The first excerpt represents the past or something you must release, and is drawn from Polity of Athenians and Lacedaemonians by Xenophon:

it would be difficult to find any point in military matters omitted by the Lacedaemonians which seems to demand attention.

XIII

I will now give a detailed account of the power and privilege assigned by Lycurgus to the king during a campaign. To begin with, so long as he is on active service, the state maintains the king and those with him.[1] The polemarchs mess with him and share his quarters, so that by dint of constant intercourse they may be all the better able to consult in common in case of need. Besides the polemarch three other members of the peers[2] share the royal quarters, mess, etc. The duty of these is to attend to all matters of commisariat,[3] in order that

The second excerpt represents the present or the deciding factor of the moment, and is drawn from Droll Stories, V. 1 by Honore de Balzac:

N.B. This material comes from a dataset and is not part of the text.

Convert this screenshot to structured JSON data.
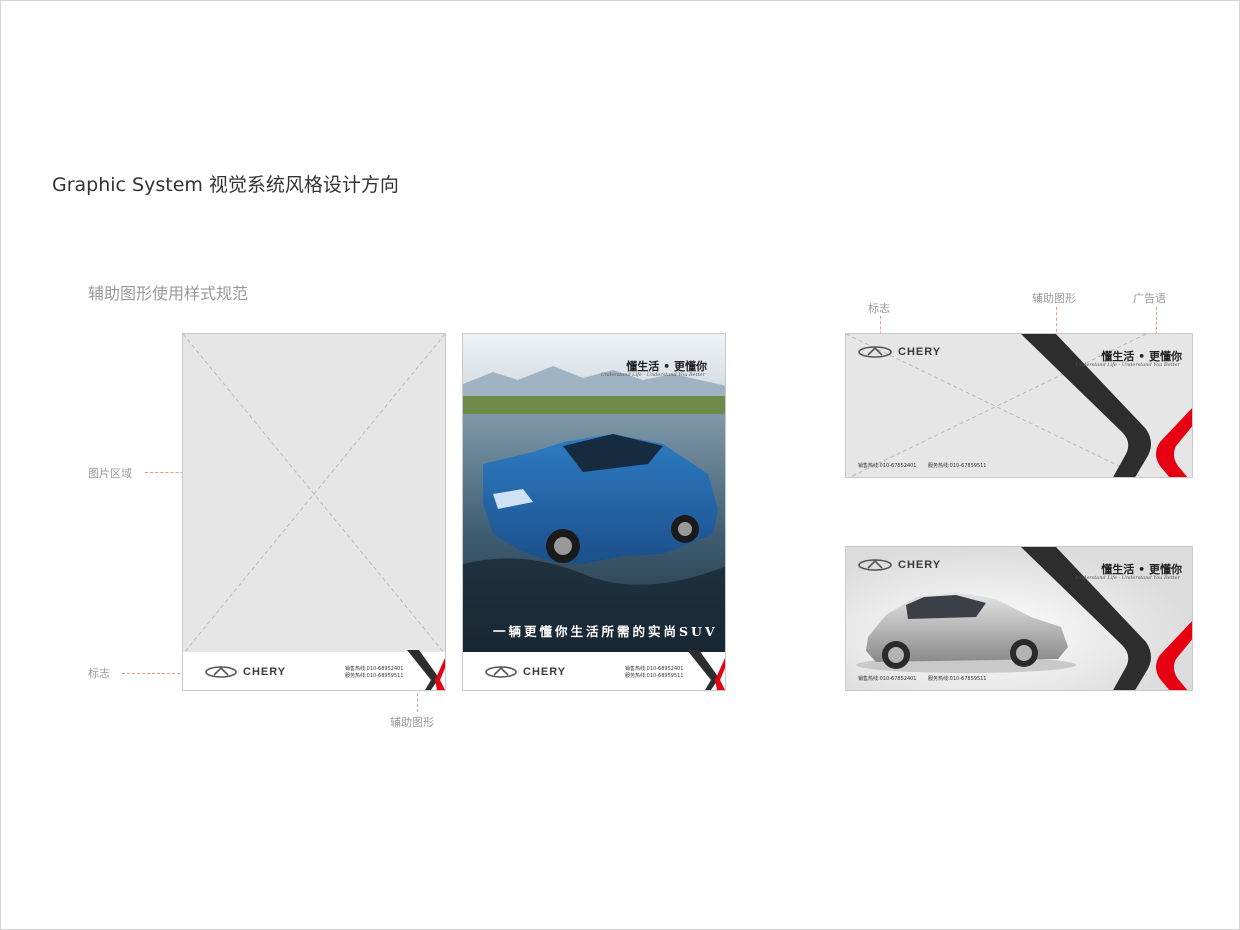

feeblest exercise of the faculties of his understanding, the alpha and omega of the adventure. He only had to weigh in his mind one little thought before he knew how to proceed in order to be able to hypothecate his manly vigour. He arrived with the appetite of a hungry monk, and to obtain its satisfaction he was just the man to stab two monks and sell his bit of the true cross, which were wrong.

"Hulloa! friend," said he to Philippe, calling him towards him. The poor Tourainian, more dead than alive, and expecting the devil was about to interfere seriously with his arrangements, rose and said, "What is it?" to the redoubtable cardinal.

He taking him by the arm led him to the staircase, looked him in the


Droll Stories, V. 1
The third excerpt represents the future or something you must embrace, and is drawn from A Lover's Complaint by William Shakespeare:

Proud of subjection, noble by the sway, What rounds, what bounds, what course, what stop he makes! And controversy hence a question takes, Whether the horse by him became his deed, Or he his manage by the well-doing steed.

'But quickly on this side the verdict went; His real habitude gave life and grace To appertainings and to ornament, Accomplish'd in himself, not in his case,: All aids, themselves made fairer by their place, Came for additions; yet their purpos'd trim